WORK ITEM:
The answer should be the lines from the one with "Convert this screenshot" through the final line of the entries, restated word for word.

Dataset rows describing interfaces
□ □ □

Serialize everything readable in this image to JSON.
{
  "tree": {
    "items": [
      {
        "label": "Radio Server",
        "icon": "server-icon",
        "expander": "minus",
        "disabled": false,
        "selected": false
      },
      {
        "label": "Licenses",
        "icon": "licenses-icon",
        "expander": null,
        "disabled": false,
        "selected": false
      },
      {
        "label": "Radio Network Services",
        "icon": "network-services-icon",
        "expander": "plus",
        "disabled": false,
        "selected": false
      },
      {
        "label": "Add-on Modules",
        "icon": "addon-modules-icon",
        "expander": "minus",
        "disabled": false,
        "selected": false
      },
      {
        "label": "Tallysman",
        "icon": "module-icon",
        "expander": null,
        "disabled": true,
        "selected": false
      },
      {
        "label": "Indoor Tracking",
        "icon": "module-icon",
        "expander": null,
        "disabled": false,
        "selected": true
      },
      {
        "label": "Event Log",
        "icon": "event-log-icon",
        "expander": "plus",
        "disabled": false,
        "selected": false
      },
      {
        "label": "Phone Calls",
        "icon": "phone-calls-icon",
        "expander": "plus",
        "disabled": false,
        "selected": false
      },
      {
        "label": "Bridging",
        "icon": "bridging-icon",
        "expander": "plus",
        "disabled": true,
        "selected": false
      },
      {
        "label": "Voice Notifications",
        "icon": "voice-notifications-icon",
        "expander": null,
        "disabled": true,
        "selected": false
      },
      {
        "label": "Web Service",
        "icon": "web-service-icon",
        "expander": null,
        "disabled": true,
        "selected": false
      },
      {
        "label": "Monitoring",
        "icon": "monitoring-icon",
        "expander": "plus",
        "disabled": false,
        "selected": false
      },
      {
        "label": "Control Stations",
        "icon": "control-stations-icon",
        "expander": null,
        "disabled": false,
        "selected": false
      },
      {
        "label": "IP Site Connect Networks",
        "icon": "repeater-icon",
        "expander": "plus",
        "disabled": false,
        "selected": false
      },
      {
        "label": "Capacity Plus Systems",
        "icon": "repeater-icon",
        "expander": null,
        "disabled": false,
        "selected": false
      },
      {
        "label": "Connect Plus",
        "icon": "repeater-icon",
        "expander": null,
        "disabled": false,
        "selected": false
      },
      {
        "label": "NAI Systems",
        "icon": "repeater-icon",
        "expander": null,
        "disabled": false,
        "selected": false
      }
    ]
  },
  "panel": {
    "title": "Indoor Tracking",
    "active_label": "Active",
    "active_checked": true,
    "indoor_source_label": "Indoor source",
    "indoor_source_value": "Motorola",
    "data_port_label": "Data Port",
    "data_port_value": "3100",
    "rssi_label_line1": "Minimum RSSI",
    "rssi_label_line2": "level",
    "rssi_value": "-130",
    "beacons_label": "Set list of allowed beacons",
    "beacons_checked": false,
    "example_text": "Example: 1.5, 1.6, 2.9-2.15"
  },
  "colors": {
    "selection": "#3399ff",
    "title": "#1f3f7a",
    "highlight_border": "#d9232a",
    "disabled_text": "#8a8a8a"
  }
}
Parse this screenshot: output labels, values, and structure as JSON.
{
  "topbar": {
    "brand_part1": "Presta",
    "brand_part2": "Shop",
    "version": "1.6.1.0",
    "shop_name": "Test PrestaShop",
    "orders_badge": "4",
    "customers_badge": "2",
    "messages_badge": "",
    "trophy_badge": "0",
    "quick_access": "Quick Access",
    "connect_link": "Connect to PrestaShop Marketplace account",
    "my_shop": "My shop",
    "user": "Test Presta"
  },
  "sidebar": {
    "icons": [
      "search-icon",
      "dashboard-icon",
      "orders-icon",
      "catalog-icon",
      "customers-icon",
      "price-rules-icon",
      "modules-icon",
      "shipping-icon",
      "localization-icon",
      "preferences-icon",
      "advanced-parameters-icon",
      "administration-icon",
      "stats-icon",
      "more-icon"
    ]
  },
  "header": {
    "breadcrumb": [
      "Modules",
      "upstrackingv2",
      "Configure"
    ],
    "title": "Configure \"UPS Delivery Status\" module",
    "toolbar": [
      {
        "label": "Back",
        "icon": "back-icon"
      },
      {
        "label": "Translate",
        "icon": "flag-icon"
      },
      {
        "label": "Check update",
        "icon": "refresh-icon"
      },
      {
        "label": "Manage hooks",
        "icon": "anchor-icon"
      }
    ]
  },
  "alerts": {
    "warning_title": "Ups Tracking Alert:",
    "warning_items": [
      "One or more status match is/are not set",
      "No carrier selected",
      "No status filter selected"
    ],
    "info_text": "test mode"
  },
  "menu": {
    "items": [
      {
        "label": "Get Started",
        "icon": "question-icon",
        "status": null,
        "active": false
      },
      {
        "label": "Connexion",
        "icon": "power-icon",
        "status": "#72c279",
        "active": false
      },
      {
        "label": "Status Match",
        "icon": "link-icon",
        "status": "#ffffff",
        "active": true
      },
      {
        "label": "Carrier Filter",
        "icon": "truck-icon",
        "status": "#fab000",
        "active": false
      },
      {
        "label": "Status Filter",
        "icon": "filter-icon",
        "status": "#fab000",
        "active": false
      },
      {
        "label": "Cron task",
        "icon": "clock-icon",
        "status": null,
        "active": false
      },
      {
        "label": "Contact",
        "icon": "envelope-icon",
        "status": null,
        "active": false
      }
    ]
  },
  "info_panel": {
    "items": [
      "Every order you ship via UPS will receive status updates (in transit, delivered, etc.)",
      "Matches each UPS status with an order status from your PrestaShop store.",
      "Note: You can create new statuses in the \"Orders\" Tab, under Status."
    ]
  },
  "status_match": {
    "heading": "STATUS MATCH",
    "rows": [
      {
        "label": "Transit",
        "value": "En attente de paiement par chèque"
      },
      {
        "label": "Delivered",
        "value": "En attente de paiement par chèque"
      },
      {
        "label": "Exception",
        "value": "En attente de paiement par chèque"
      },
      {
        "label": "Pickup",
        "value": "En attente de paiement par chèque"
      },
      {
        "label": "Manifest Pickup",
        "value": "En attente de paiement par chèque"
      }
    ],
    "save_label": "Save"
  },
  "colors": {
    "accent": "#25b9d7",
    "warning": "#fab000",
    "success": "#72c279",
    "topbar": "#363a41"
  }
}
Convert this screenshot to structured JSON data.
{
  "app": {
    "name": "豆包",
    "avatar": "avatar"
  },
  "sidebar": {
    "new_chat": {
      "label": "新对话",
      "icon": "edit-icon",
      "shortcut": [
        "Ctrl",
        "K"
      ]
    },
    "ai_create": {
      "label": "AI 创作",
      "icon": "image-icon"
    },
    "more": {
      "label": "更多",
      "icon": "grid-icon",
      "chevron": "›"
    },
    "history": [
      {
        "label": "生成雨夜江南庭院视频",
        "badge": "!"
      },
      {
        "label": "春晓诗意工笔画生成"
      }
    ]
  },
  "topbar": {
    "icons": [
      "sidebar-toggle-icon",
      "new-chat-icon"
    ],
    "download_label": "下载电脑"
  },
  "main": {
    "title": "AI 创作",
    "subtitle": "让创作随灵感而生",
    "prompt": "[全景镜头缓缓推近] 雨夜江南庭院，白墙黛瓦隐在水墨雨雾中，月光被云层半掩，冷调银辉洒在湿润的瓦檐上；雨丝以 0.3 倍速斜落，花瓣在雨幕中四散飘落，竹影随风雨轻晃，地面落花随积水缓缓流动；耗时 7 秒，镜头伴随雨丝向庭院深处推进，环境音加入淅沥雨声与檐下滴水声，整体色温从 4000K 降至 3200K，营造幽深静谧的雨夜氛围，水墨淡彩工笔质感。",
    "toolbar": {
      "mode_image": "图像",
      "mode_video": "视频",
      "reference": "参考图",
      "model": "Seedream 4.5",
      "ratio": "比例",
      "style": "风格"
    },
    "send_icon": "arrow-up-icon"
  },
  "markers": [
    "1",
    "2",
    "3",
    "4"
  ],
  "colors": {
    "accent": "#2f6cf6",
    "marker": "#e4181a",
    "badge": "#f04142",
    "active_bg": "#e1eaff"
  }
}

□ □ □

OUTPUT OF THE EXERCISE:
Convert this screenshot to structured JSON data.
{
  "app": {
    "name": "豆包",
    "avatar": "avatar"
  },
  "sidebar": {
    "new_chat": {
      "label": "新对话",
      "icon": "edit-icon",
      "shortcut": [
        "Ctrl",
        "K"
      ]
    },
    "ai_create": {
      "label": "AI 创作",
      "icon": "image-icon"
    },
    "more": {
      "label": "更多",
      "icon": "grid-icon",
      "chevron": "›"
    },
    "history": [
      {
        "label": "生成雨夜江南庭院视频",
        "badge": "!"
      },
      {
        "label": "春晓诗意工笔画生成"
      }
    ]
  },
  "topbar": {
    "icons": [
      "sidebar-toggle-icon",
      "new-chat-icon"
    ],
    "download_label": "下载电脑"
  },
  "main": {
    "title": "AI 创作",
    "subtitle": "让创作随灵感而生",
    "prompt": "[全景镜头缓缓推近] 雨夜江南庭院，白墙黛瓦隐在水墨雨雾中，月光被云层半掩，冷调银辉洒在湿润的瓦檐上；雨丝以 0.3 倍速斜落，花瓣在雨幕中四散飘落，竹影随风雨轻晃，地面落花随积水缓缓流动；耗时 7 秒，镜头伴随雨丝向庭院深处推进，环境音加入淅沥雨声与檐下滴水声，整体色温从 4000K 降至 3200K，营造幽深静谧的雨夜氛围，水墨淡彩工笔质感。",
    "toolbar": {
      "mode_image": "图像",
      "mode_video": "视频",
      "reference": "参考图",
      "model": "Seedream 4.5",
      "ratio": "比例",
      "style": "风格"
    },
    "send_icon": "arrow-up-icon"
  },
  "markers": [
    "1",
    "2",
    "3",
    "4"
  ],
  "colors": {
    "accent": "#2f6cf6",
    "marker": "#e4181a",
    "badge": "#f04142",
    "active_bg": "#e1eaff"
  }
}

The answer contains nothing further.